Back in the day, what you were used to determine where you could walk. If you were a miner, then you stayed around the parish of Antônio Dias. If you were one of the Portuguese senhores, you lived close to the parish of Nossa Senhora do Pilar. The rivalry was so strong that the direction of the Easter procession would alternate every year to avoid conflicts.

As the money was pouring in, rich families started building more churches trying to outdo each other. Matriz Nossa Senhora do PIlar is considered the second most-opulent church in Brazil with its 434 kg of gold and silver used for decoration. Not all churches, however, were built by those with unlimited resources. There were also churches built by slaves for slaves.

There is really no lack of churches in Ouro Preto. Wherever you look, there is one or two of them within your sight.

Holy Week celebrations have a long history in Ouro Preto. Some of them, like Easter processions, have been held for 300 year now, while others, like painting streets with sawdust were forgotten and then revived not too long ago.

Good Friday’s big event is the passion play that attracts hundreds of people. A big stage is built in front of the church of Nossa Senhora de Rosario. People start filling up the square in front of the church long in advance. This year even the rain wasn’t an obstacle. It magically stopped right when the play started.

Nossa Senhora do Rosario during the passion play

Creating carpets with sawdust is a Holy Saturday night activity for the whole town. If you spend a day or two in Ouro Preto, you will notice that your barista from the coffee shop and that artist working on the carpet outside her coffee shop is the same person.

Designs of carpets are usually simple (there are exceptions!), mostly flowers and geometric patters, but what impresses is the joint effort to decorate all 3.5 kilometers of the streets for the Easter procession on early Sunday morning. The carpet creation starts after dark, around 8 p.m. Street lights and the Moon are your light sources.

Thirsty students

Street musicians, some of them of a rather doubtful quality, walk up and down the streets and “entertain” those who are engaged in the street decorating process.

Something is missing here… Audience?? Maybe, it is hiding in the sacks?

The population of Ouro Preto on Easter Sunday consists of men, women, boys and angels of 0-18 years of age.  On early Sunday morning beautifully dressed girls come from different parts of Ouro Preto, some alone, some with parents to the church that organizes the procession.
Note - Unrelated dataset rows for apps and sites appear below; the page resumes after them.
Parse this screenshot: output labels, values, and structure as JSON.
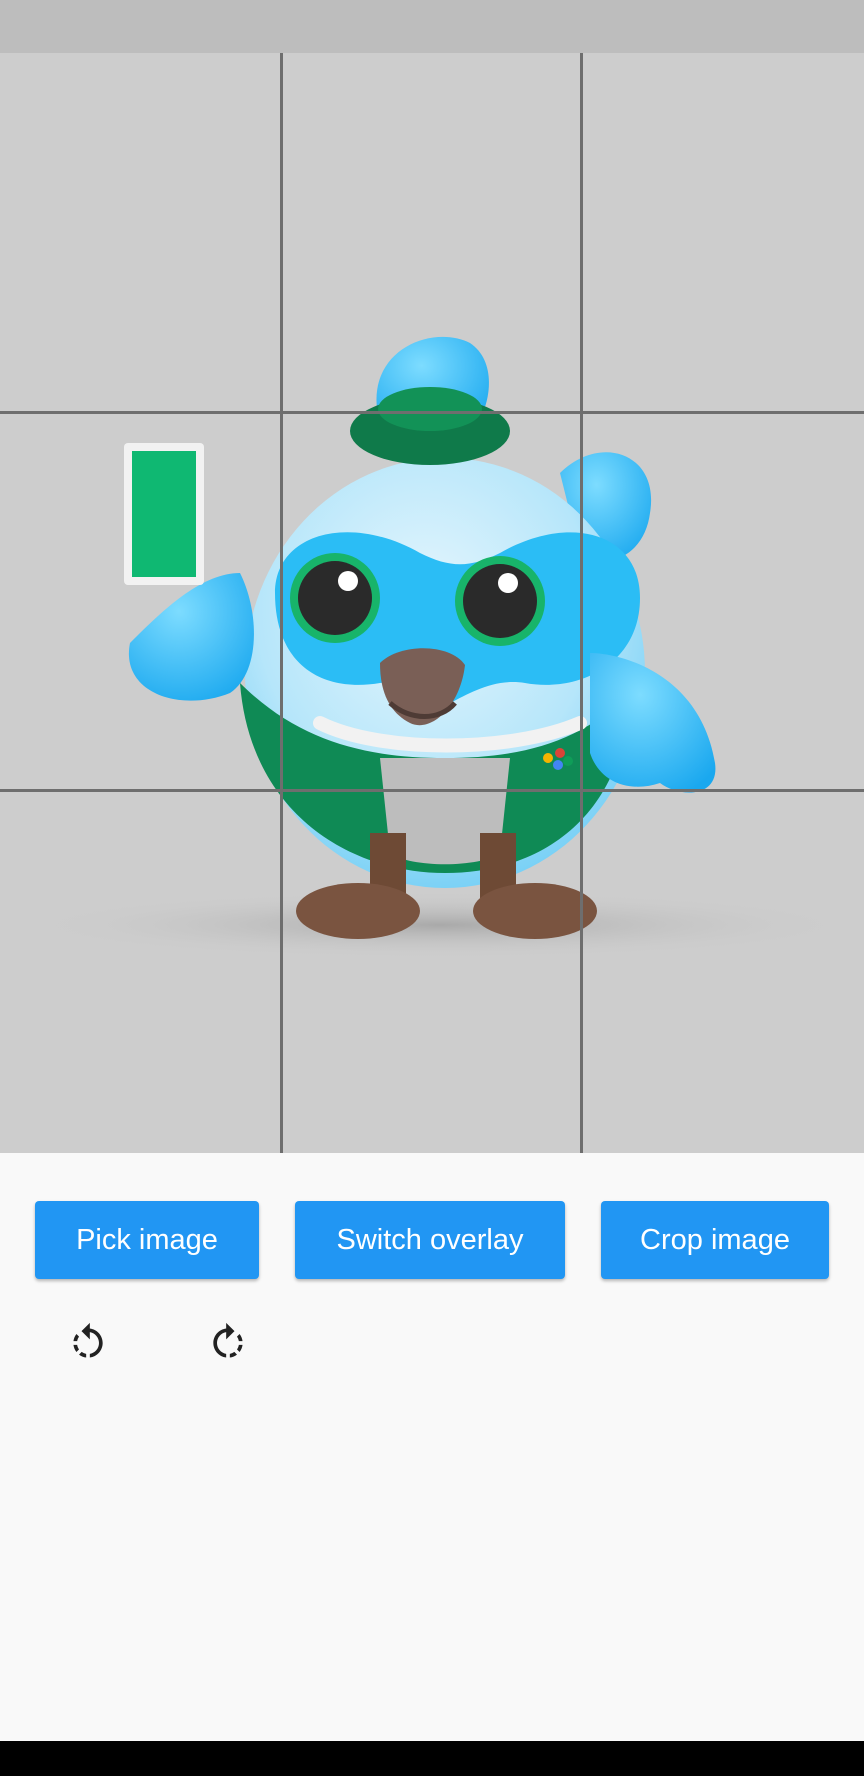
{
  "crop_view": {
    "image_subject": "bird-mascot-illustration",
    "overlay": "rule-of-thirds-grid"
  },
  "controls": {
    "pick_label": "Pick image",
    "switch_label": "Switch overlay",
    "crop_label": "Crop image",
    "rotate_left_icon": "rotate-left-icon",
    "rotate_right_icon": "rotate-right-icon"
  },
  "colors": {
    "button": "#2196f3",
    "button_text": "#ffffff",
    "canvas": "#cdcdcd",
    "grid": "#6e6e6e"
  }
}
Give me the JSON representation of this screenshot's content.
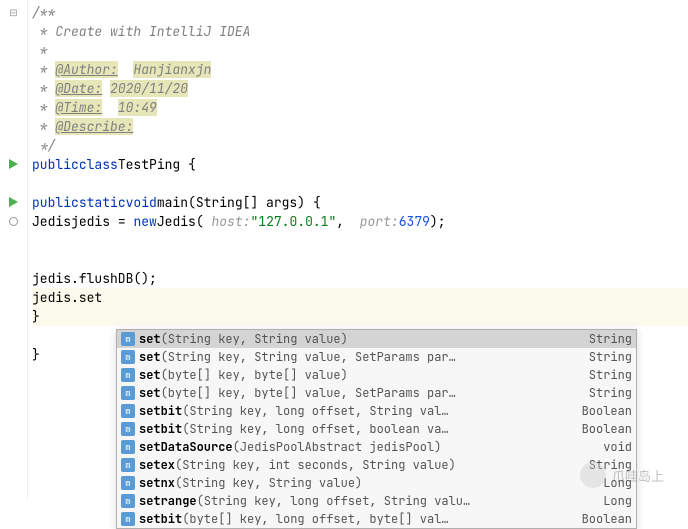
{
  "doc": {
    "start": "/**",
    "l1": " * Create with IntelliJ IDEA",
    "l2": " *",
    "authorTag": "@Author:",
    "authorVal": "Hanjianxjn",
    "dateTag": "@Date:",
    "dateVal": "2020/11/20",
    "timeTag": "@Time:",
    "timeVal": "10:49",
    "descTag": "@Describe:",
    "end": " */",
    "prefix": " * "
  },
  "code": {
    "pub": "public",
    "cls": "class",
    "clsName": "TestPing",
    "stat": "static",
    "vd": "void",
    "main": "main",
    "mainArgs": "(String[] args) {",
    "jedisType": "Jedis",
    "jedisVar": "jedis",
    "eq": " = ",
    "nw": "new",
    "jedisCtor": "Jedis",
    "hostHint": "host:",
    "hostVal": "\"127.0.0.1\"",
    "portHint": "port:",
    "portVal": "6379",
    "flush": "jedis.flushDB();",
    "setCall": "jedis.set",
    "openBrace": " {",
    "closeBrace": "}"
  },
  "popup": {
    "items": [
      {
        "name": "set",
        "sig": "(String key, String value)",
        "ret": "String"
      },
      {
        "name": "set",
        "sig": "(String key, String value, SetParams par…",
        "ret": "String"
      },
      {
        "name": "set",
        "sig": "(byte[] key, byte[] value)",
        "ret": "String"
      },
      {
        "name": "set",
        "sig": "(byte[] key, byte[] value, SetParams par…",
        "ret": "String"
      },
      {
        "name": "setbit",
        "sig": "(String key, long offset, String val…",
        "ret": "Boolean"
      },
      {
        "name": "setbit",
        "sig": "(String key, long offset, boolean va…",
        "ret": "Boolean"
      },
      {
        "name": "setDataSource",
        "sig": "(JedisPoolAbstract jedisPool)",
        "ret": "void"
      },
      {
        "name": "setex",
        "sig": "(String key, int seconds, String value)",
        "ret": "String"
      },
      {
        "name": "setnx",
        "sig": "(String key, String value)",
        "ret": "Long"
      },
      {
        "name": "setrange",
        "sig": "(String key, long offset, String valu…",
        "ret": "Long"
      },
      {
        "name": "setbit",
        "sig": "(byte[] key, long offset, byte[] val…",
        "ret": "Boolean"
      }
    ]
  },
  "watermark": {
    "text": "爪哇岛上"
  }
}
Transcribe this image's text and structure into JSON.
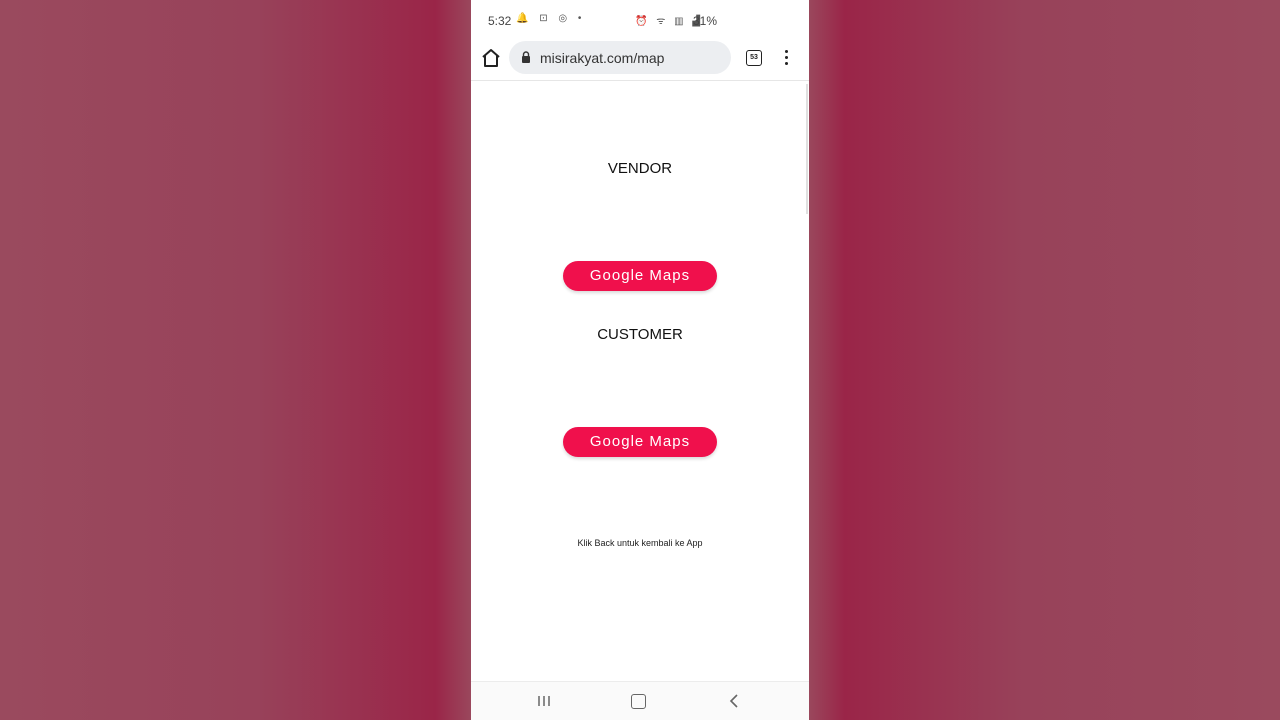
{
  "status_bar": {
    "time": "5:32",
    "battery": "31%"
  },
  "browser": {
    "url": "misirakyat.com/map",
    "tab_count": "53"
  },
  "content": {
    "vendor_heading": "VENDOR",
    "vendor_button": "Google Maps",
    "customer_heading": "CUSTOMER",
    "customer_button": "Google Maps",
    "note": "Klik Back untuk kembali ke App"
  },
  "colors": {
    "accent": "#f0104c",
    "backdrop": "#9a4a5e"
  },
  "icons": [
    "home-icon",
    "lock-icon",
    "tabs-icon",
    "more-vert-icon",
    "recents-icon",
    "nav-home-icon",
    "back-icon"
  ]
}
This year the Easter procession started at Matriz de Nossa Senhora de Pilar around 9 p.m. in the morning. With the angels leading the group it walked through the decorated with sawdust hills of Ouro Preto.

 

It was a special day with the church bells ringing, people opening shutters in order to take in some holiday atmosphere and biblical characters walking through narrow streets of the 300-year old city.

The celebrations ended surprisingly fast on Sunday afternoon. The procession was still walking through town when groups of street sweepers started cleaning up the place and by late afternoon you couldn’t tell that the city had just experienced one of the biggest celebrations of the year.